Blount would end up rushing for 90 yards on 14 carries, and he scored the touchdown. Not bad for a guy who was given the ultimatum of taking a very low-ball deal to stay in New England or testing free agency after leading the NFL in rushing touchdowns, just a year ago. Thankfully for the Eagles, he chose free agency.

Loser: Jalen Mills has a lot to answer for on Patriots first TD

Philly’s defense really had Tom Brady and Co. on the ropes for much of the first half. Then, in the span of just a few plays, Jalen Mills made some mistakes that led to New England’s first touchdown of the game.

First off, he got called for holding Chris Hogan on third-and-6 from New England’s 14-yard line. Did he hold? Yes, but he probably didn’t have to. Brady’s pass to Hogan was off target, and the drive should have stalled then and there. But an automatic first down gave the Pats new life, and they seized upon the opportunity, victimizing Mills twice more on the same drive.

A few plays after the hold, Hogan got behind Mills deep down the right sideline and hauled in a 43-yard dime from Brady. One play later, James White scored a touchdown on the ground, going 26 yards and running through a Mills would-be tackle to do it.

It was an awful sequence by the cornerback, and it gave the Patriots life.

Winner: Pink was fabulous, despite fighting the flu, and Timberlake’s halftime show was tremendous

Pink singing the national anthem at Super Bowl LII

Singing the national anthem at a Super Bowl is something many recording artists consider a high honor. Based on a couple of factors it was clear Pink valued her chance on Sunday.

First off, she got the flu leading up to the weekend but made it clear she wouldn’t let her sickness get in the way. Then, when it was time to sing the anthem, she battled through it with a phenomenal rendition that was full of heart, passion and pure excellence.

Twitter was abuzz with fans who were in awe of her performance. We loved every second of it (113 seconds, to be exact — a boon for those who bet the under on two minutes) and commend her for a job well done.

Then at halftime, Justin Timberlake put on a heck of a show. Visually, it was captivating. The choreography was impeccable. He even busted out a Prince tribute, as was rumored to happen, along with some amazing graphics to honor the legendary, late pop star. It was very fitting being that this year’s Super Bowl was being contested in Prince’s hometown.

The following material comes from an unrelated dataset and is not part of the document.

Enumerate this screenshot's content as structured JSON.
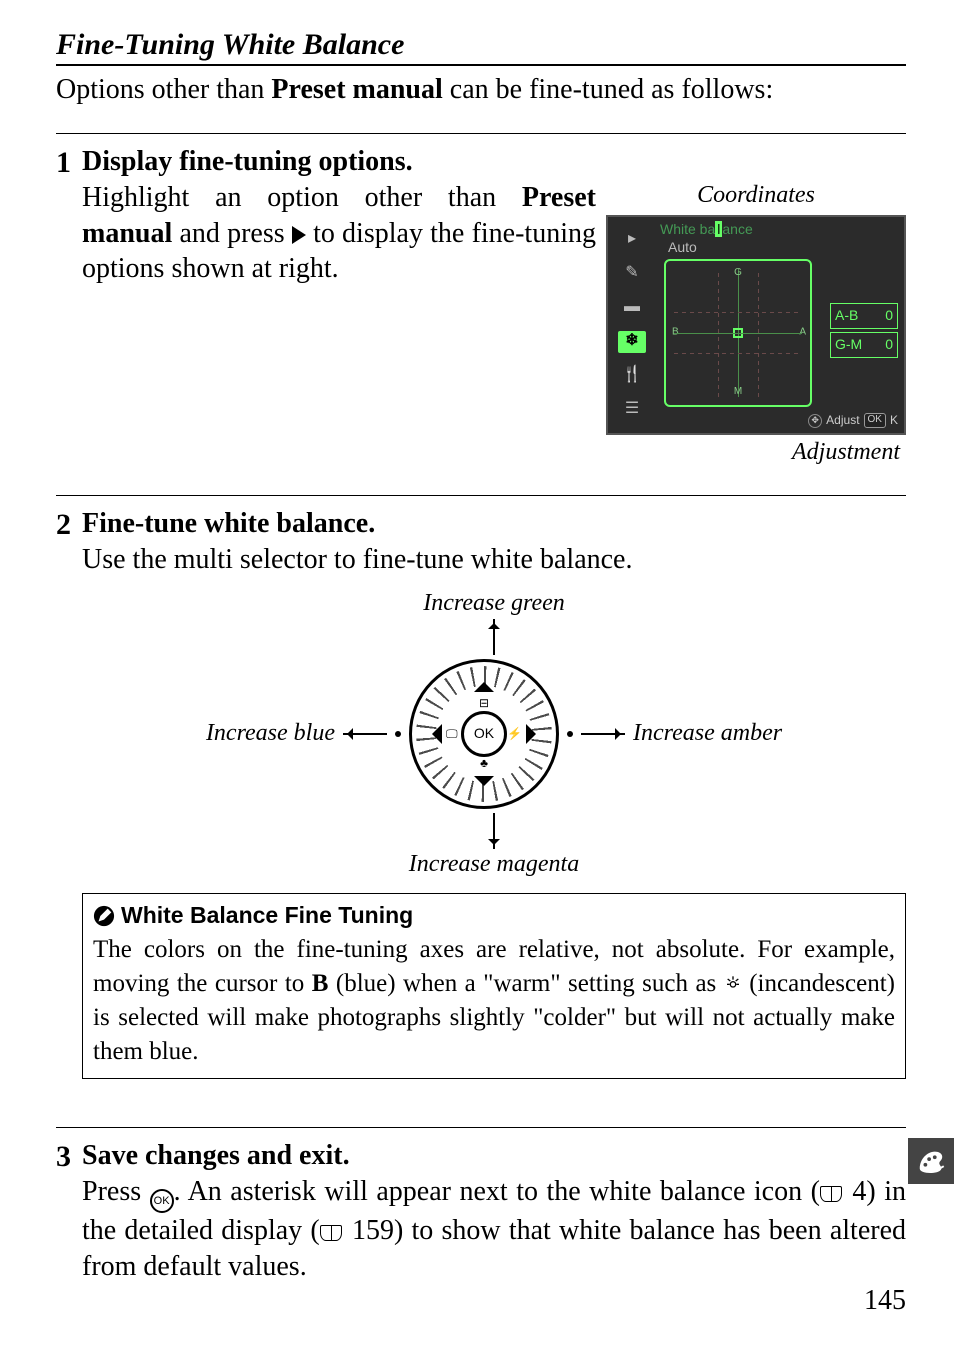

It was entertaining, and clean, which is more than we can say about the last time Timberlake played the Super Bowl.

Loser: Not-so-special special teams in first half

Neither team had a lot to be proud about as it relates to special teams play in Super Bowl LII.

The Eagles missed an extra point after their first touchdown, which was compounded later when they failed on a two-point conversion.

The Patriots missed an extra point as well, and they also completely botched a field-goal attempt on their second drive of the game. First the snap by Joe Cardona was bad (low and into the feet of punter Ryan Allen). Then Allen couldn’t get the laces out, and the result was a disastrous miss (watch here).

That’s a total of seven points left on the field by the two teams combined in the first half.

Winner: Even in defeat, Tom Brady was magnificent

The Patriots lost, but you cannot blame Tom Brady. The man did everything he could to will his team to a sixth title. The Eagles were just better this day.

Brady finished the game with an astonishing 505 yards (most in any Super Bowl in NFL history) on 28-of-48 passing with three touchdowns and no interceptions. He did turn the ball over late, and that proved to be the dagger when the Eagles recovered a fumble on a sack/strip by Brandon Graham.

Still, we cannot say Brady is a loser after he put together such a masterful performance. He’s the GOAT, and we expect he’ll make another Super Bowl or two before he finally calls it quits.